                              Causes of brain cancer

                              Certain types of tumors, such as medulloblastoma, are more common in children. In many cases, the exact causes of brain tumors in children are unknown. Still, according to research at the Mayo Clinic, most pediatric brain tumors are generally primary brain tumors that form in brain tissues. Healthy cells have mutations in their DNA; these mutations divide and grow at an increased rate. They spread while destroying healthy cells. The consequence is a mass of abnormal cells which develop into a tumor. The tumors will either be benign (noncancerous) or malignant (cancerous).

                              Brain imaging scan

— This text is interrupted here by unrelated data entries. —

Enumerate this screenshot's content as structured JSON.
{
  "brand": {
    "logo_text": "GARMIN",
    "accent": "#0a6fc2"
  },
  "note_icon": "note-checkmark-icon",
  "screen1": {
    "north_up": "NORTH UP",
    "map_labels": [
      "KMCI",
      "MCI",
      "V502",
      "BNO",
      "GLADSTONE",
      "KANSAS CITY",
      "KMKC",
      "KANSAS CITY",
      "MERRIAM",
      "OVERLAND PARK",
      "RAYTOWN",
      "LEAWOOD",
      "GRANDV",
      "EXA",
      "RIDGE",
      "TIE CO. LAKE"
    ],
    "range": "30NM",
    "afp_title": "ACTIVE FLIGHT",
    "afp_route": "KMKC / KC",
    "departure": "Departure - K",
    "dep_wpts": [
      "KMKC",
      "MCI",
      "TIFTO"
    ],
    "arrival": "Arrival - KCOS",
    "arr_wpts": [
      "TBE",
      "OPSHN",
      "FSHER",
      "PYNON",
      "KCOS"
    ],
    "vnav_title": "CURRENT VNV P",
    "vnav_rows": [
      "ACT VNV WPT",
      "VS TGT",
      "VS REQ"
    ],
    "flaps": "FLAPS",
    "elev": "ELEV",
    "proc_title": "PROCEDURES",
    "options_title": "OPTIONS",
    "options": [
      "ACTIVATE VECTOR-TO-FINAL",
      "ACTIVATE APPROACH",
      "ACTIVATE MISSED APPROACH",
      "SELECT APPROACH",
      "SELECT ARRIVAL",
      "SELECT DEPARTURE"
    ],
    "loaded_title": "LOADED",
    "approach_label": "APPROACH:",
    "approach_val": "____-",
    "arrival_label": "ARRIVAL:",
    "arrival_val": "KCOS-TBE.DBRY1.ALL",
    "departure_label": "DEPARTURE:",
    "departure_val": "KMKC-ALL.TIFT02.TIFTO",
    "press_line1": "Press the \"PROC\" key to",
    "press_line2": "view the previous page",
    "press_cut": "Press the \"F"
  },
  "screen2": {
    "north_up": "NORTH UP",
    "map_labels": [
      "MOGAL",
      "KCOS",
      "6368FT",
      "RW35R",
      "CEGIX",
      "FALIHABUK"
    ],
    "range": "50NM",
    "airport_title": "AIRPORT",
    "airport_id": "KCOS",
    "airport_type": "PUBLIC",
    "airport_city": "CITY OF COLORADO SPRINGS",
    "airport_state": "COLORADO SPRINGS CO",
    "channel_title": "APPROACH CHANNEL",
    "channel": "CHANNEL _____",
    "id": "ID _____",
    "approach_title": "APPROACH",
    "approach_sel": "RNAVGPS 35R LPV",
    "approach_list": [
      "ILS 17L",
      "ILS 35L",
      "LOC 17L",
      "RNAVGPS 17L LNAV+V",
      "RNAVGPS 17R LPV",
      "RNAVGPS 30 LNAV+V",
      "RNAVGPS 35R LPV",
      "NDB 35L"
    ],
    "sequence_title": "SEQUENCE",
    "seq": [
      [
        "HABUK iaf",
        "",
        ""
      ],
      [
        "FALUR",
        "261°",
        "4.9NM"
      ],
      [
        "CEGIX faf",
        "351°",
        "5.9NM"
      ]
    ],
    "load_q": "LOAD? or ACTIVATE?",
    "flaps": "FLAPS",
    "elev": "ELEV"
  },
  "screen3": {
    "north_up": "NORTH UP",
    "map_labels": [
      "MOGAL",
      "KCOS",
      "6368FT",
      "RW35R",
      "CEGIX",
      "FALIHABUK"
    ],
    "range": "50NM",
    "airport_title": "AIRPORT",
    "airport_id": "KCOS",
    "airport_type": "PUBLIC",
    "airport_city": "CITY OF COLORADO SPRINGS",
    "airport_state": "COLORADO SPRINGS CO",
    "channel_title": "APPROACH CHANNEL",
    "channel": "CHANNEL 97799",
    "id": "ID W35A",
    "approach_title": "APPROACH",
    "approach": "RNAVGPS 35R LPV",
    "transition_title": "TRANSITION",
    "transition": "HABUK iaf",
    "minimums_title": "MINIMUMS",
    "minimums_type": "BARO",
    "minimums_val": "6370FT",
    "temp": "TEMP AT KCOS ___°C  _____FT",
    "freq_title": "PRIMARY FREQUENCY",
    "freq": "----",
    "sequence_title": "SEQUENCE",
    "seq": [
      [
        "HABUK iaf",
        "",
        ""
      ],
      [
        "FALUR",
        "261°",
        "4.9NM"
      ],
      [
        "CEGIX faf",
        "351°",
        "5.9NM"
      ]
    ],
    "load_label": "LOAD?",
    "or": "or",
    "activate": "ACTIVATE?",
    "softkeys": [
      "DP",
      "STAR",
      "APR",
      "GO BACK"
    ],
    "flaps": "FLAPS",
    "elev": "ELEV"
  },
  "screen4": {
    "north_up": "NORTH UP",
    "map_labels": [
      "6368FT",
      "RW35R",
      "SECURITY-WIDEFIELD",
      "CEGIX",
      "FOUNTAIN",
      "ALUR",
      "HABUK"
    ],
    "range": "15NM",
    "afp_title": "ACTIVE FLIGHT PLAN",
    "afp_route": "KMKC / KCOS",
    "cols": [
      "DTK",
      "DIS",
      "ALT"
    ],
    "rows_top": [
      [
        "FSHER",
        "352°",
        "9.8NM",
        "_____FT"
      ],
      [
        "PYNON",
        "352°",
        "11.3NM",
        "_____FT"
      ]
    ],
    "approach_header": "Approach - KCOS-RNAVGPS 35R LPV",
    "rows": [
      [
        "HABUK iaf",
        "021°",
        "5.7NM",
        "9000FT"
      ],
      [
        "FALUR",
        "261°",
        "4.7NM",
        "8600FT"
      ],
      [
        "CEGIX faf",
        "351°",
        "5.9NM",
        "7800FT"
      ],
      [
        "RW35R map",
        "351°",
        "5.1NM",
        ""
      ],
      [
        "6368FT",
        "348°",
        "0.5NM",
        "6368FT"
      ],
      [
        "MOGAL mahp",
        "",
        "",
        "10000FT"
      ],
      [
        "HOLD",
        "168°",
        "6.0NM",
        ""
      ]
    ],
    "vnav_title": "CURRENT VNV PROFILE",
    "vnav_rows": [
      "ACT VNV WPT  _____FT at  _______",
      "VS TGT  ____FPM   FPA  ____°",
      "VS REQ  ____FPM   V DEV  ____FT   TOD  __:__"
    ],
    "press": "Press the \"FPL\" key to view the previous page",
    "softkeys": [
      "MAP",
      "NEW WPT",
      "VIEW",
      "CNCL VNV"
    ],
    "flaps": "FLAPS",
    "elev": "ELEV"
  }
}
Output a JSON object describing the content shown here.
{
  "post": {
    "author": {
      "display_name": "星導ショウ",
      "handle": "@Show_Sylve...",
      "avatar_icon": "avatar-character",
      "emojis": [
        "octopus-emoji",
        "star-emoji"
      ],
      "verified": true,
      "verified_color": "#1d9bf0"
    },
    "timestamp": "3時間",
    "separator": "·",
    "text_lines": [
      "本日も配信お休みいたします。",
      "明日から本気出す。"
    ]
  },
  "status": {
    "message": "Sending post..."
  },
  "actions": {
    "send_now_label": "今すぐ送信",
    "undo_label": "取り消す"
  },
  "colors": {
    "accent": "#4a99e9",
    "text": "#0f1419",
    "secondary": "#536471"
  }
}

                              Brain Tumor Symptoms in Kids

                              The skull protects the brain, a fragile part of the body. There is a limited amount of extra space; as a brain tumor grows, this will cause pressure known as intracranial pressure. As this pressure occurs, symptoms might begin to develop. Johns Hopkins Medical University provides abundantly helpful information about children’s brain tumors. Some of the signs and symptoms they mention to be aware of:

                              • Headaches
                              • Seizures
                              • Nausea and vomiting
                              • Irritability
                              • Lethargy and drowsiness

                              The above list is very general symptoms, so it does not automatically mean a brain tumor or cancer if you see one or even all of them. If you are concerned that your child or a loved one might have any brain issues, don’t hesitate to contact a health care professional and seek a thorough diagnosis.

                              Treatment Options for Pediatric Brain Tumors

                              If a tumor has developed, there are many treatment options. The three most common are:

                              • Surgery – Most common in infants and young children. If the tumor is accessible and slow-growing, surgery might be the only required treatment for complete removal. There might be some neurological issues after surgery, but usually, they are only temporary.
                              • Radiation Therapy – Beams of radiation target the tumor and tissue surrounding the area. This treatment may require several sessions to remove all cancer.
                              • Chemotherapy – There are different forms of chemo available, pills taken orally or IVs given intravenously. The chemo is usually injected into the cerebrospinal fluid.
                              Here to Serve can Provide Guidance
                              A cancer diagnosis is news no parent or guardian ever want to hear. Pediatric  It is a life-changing event that will affect all family members. Fear and confusion are just two of the emotions parent go through in the early days of learning this news. Where can you turn for support? Family and friends can provide emotional care during this time. 

                              Hand holding gray ribbon for Brain Tumor Awareness Month

                              Here to Serve can help

                              A cancer diagnosis is news no parent or guardian ever want to hear. Pediatric  It is a life-changing event that will affect all family members. Fear and confusion are just two of the emotions parent go through in the early days of learning this news. Where can you turn for support? Family and friends can provide emotional care during this time. 

                              Many organizations that research and treat brain cancers and tumors highlight their cause during Brain Cancer Awareness Month. Here to Serve often does not get the spotlight in these efforts, but we are vocal, nonetheless! The hard work and dedication to spread brain cancer awareness and highlight resources continue throughout the year. 

                              If you need additional assistance for day-to-day tasks, please reach out to Here to Serve and our Care Communities. We have helped many families with children suffering from brain tumors and other pediatric cancers. Our aid and care can ease your anxiety during a stressful time.

                              By Chris Smith.